|Most recent IBA monitoring assessment|
|Year of assessment||Threat score (pressure)||Condition score (state)||Action score (response)|
|2001||very high||not assessed||not assessed|
|For more information about IBA monitoring please click here|
Etosha, ‘the great white place’, is enclosed within a National Park c.400 km north of Windhoek and 120 km south of the Angolan border. The primary feature within the park is the Etosha Pan, a saltpan some 4,760 km² in size, up to 129 km long and 72 km wide, covering almost one-quarter of the park. Numerous smaller salt and clay pans exist to the west and north of the main pan, some of which lie just outside the park boundaries. The park comprises an area of closed drainage on the great African plateau. Most of the year the pan lies dry, appearing barren and desolate, but during the wet season it is inundated with water from the Ekuma and Oshigambo rivers, which drain catchments in former Ovamboland and southern Angola. Inflow from the east through the Omuramba Ovambo may also be important in flooding Fischer’s Pan and the southern ancient river course on the pan. The extent of the flooding is dependent on the amount of rain that falls in the catchment area, and not on surface rainfall. In exceptionally rainy years the pan becomes a shallow lake a few centimetres deep.
See Box and Table 3 for key species. The park supports at least 340 bird species. The main pan is of particular importance as large numbers of both Phoenicopterus ruber and P. minor regularly breed here when rainfall exceeds 440 mm per year. Historically, up to 1.1 million flamingos have been recorded in years of exceptional rain. Etosha is one of only two regular breeding sites for these species in southern Africa, the other being Sua Pan in the Makgadikgadi Pans (BW005) in Botswana. Unfortunately, breeding success is very limited, and the pan cannot be considered to hold a viable breeding population. In recent years the pan has regularly held over 20,000 waterbirds during the wet season. Apart from flamingos, Pelecanus onocrotalus and Charadrius pallidus also breed here in large numbers in years of good rainfall. Rarities are also attracted at such times and Egretta vinaceigula and Aenigmatolimnas marginalis are unusual visitors. The pan and its surrounding grassveld are also good for Palearctic migrants, including important numbers of Glareola nordmanni and Charadrius asiaticus. Etosha also supports the only breeding population of Grus paradisea outside South Africa—a tiny population of about 60 birds, known to have declined in the last 10 years.

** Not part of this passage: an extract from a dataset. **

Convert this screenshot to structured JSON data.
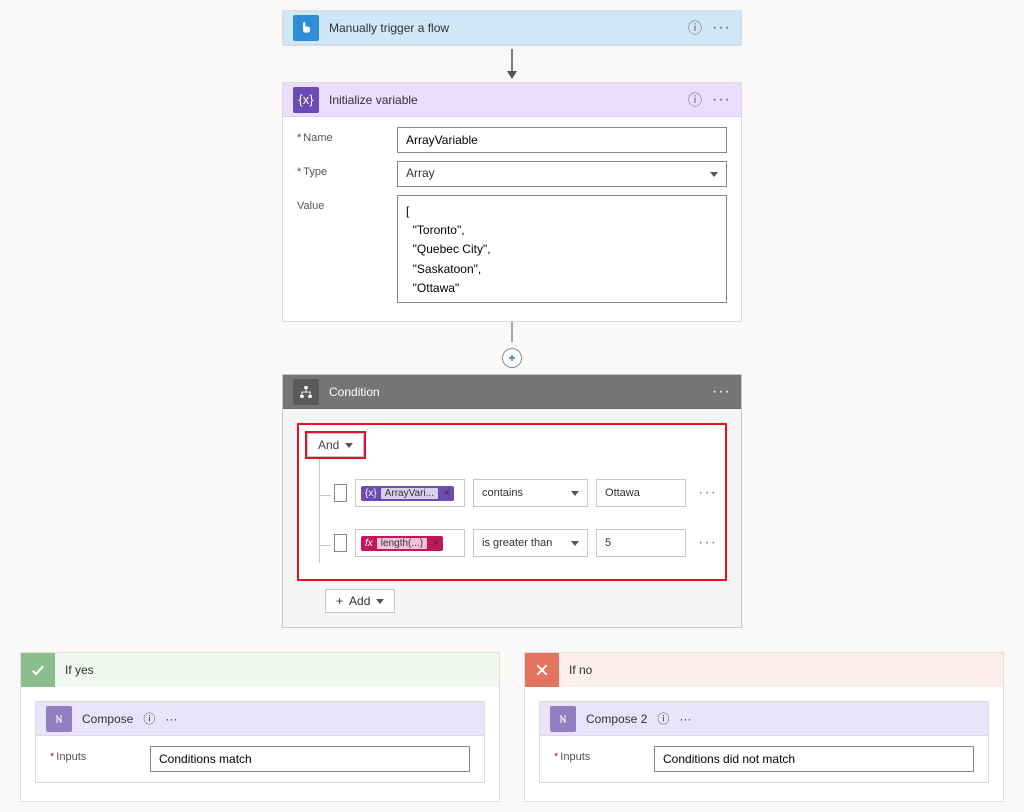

Non-bird biodiversity: Among mammals, threatened species include Acinonyx jubatus (VU), Loxodonta africana (EN), Diceros bicornis bicornis (CR) and Equus zebra hartmannae (EN), while Aepyceros melampus petersi is endemic and Madoqua kirkii is near-endemic to Namibia; efforts to reintroduce Lycaon pictus (EN) have failed thus far. Reptiles include Python sebae, P. anchietae, Psammobates oculiferus, Geochelone pardalis and Agama etoshae.

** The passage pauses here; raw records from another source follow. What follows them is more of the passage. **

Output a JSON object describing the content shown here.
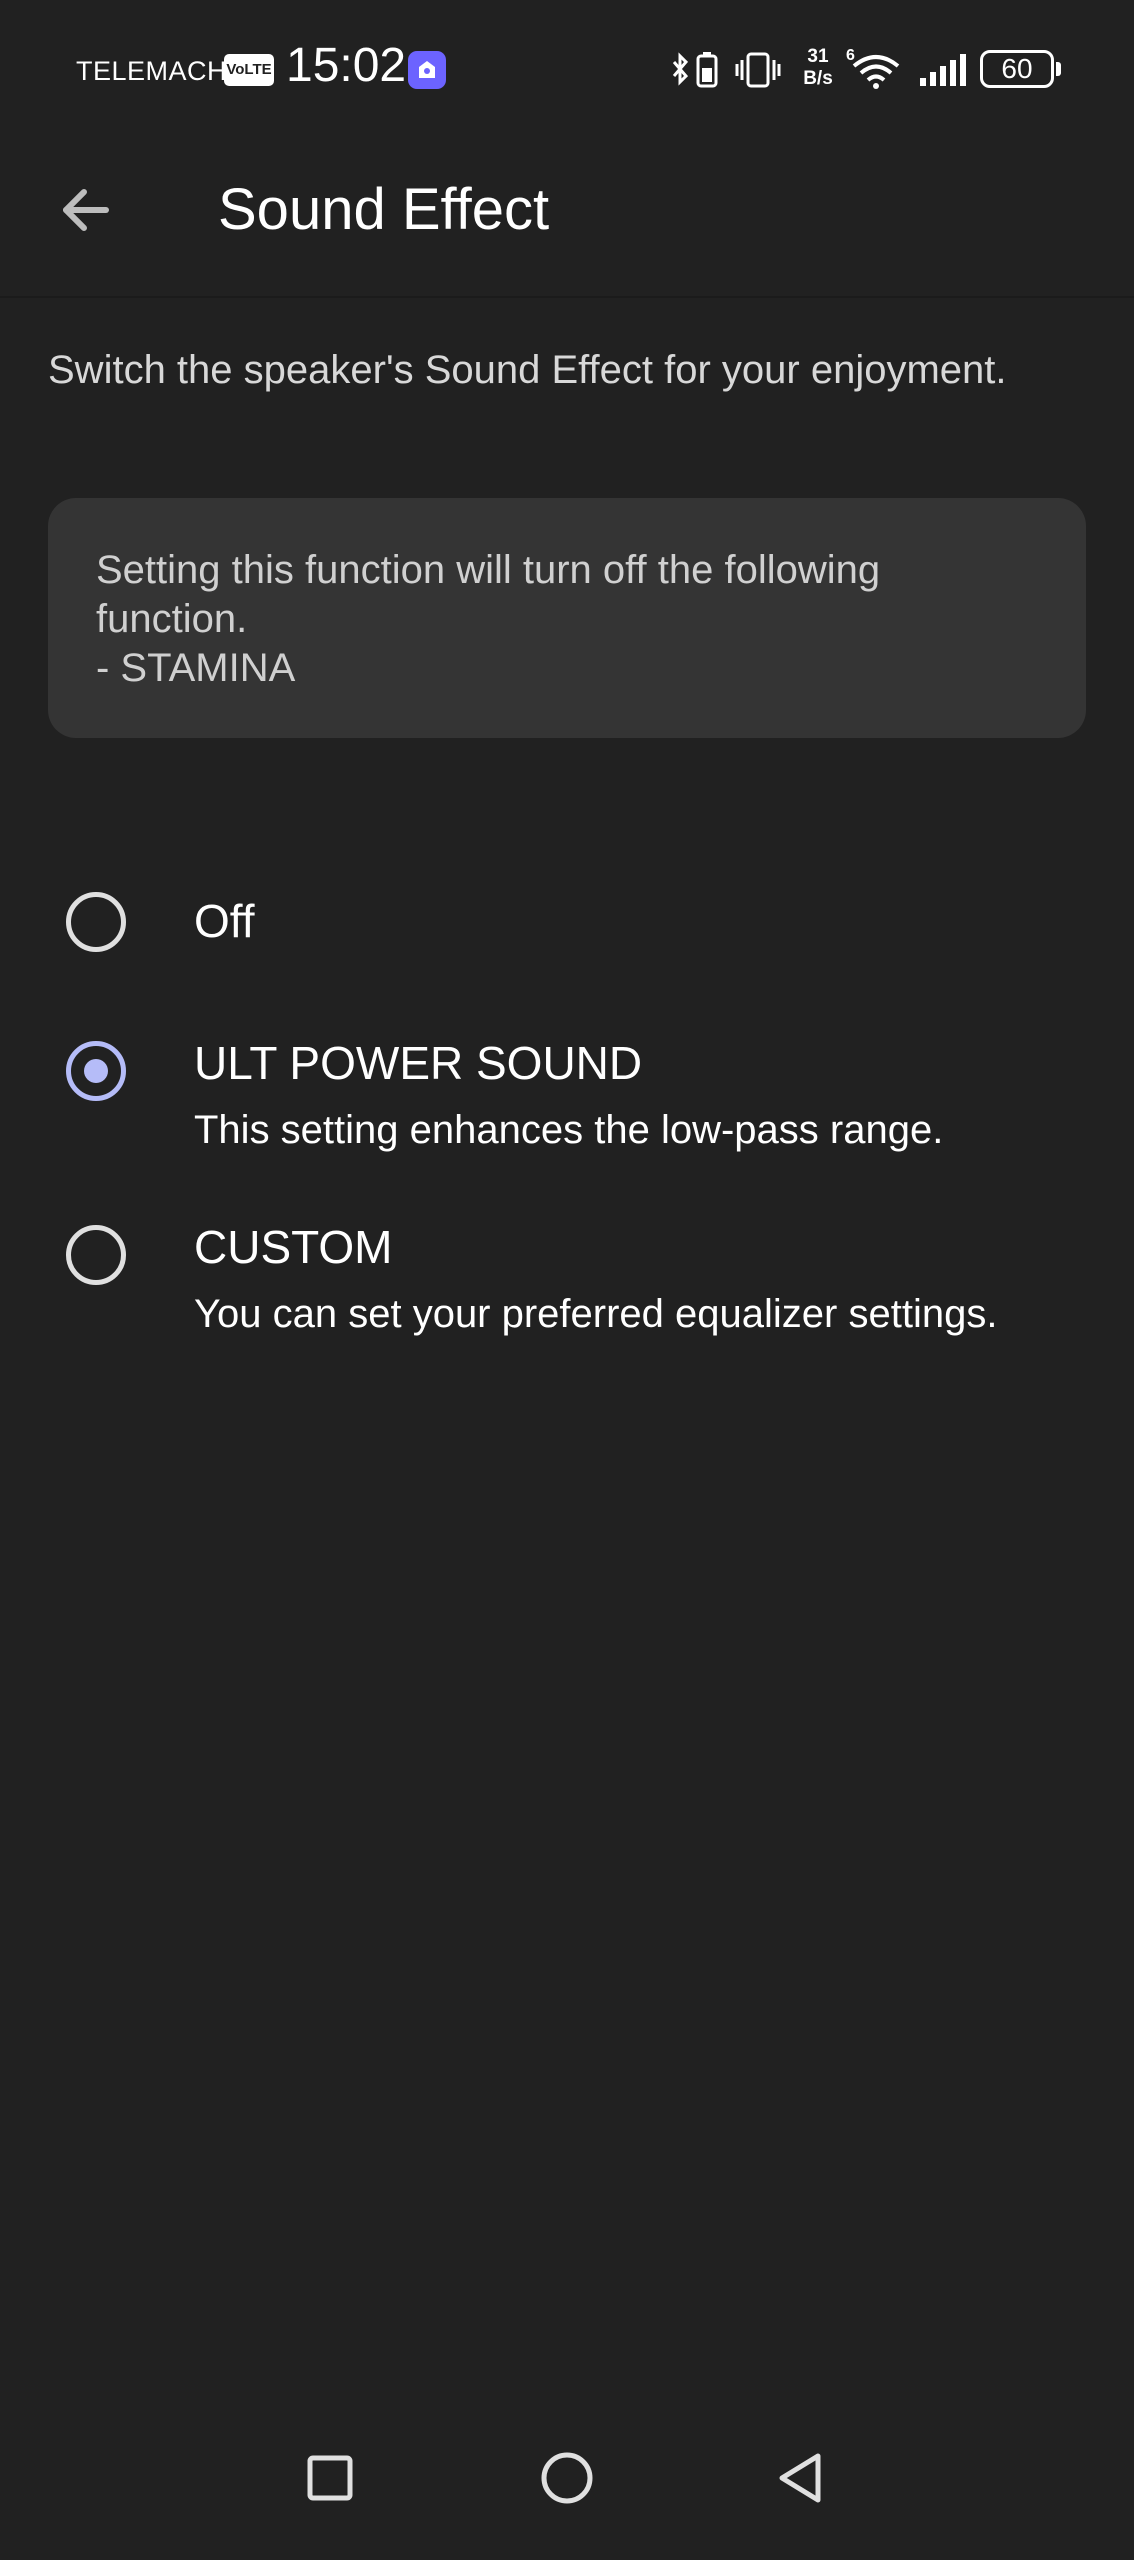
{
  "status_bar": {
    "carrier": "TELEMACH",
    "volte": "VoLTE",
    "time": "15:02",
    "net_speed_value": "31",
    "net_speed_unit": "B/s",
    "signal_generation": "6",
    "battery_level": "60"
  },
  "header": {
    "title": "Sound Effect",
    "back_icon": "arrow-left-icon"
  },
  "description": "Switch the speaker's Sound Effect for your enjoyment.",
  "notice": {
    "text": "Setting this function will turn off the following function.\n- STAMINA"
  },
  "options": [
    {
      "label": "Off",
      "description": "",
      "selected": false
    },
    {
      "label": "ULT POWER SOUND",
      "description": "This setting enhances the low-pass range.",
      "selected": true
    },
    {
      "label": "CUSTOM",
      "description": "You can set your preferred equalizer settings.",
      "selected": false
    }
  ],
  "colors": {
    "background": "#212121",
    "card": "#343434",
    "accent": "#b5bcf8",
    "app_badge": "#6c63ff"
  },
  "nav_bar": {
    "recents_icon": "square-icon",
    "home_icon": "circle-icon",
    "back_icon": "triangle-back-icon"
  }
}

BirdLife International (2019) Important Bird Areas factsheet: Etosha National Park. Downloaded from http://www.birdlife.org on 06/12/2019.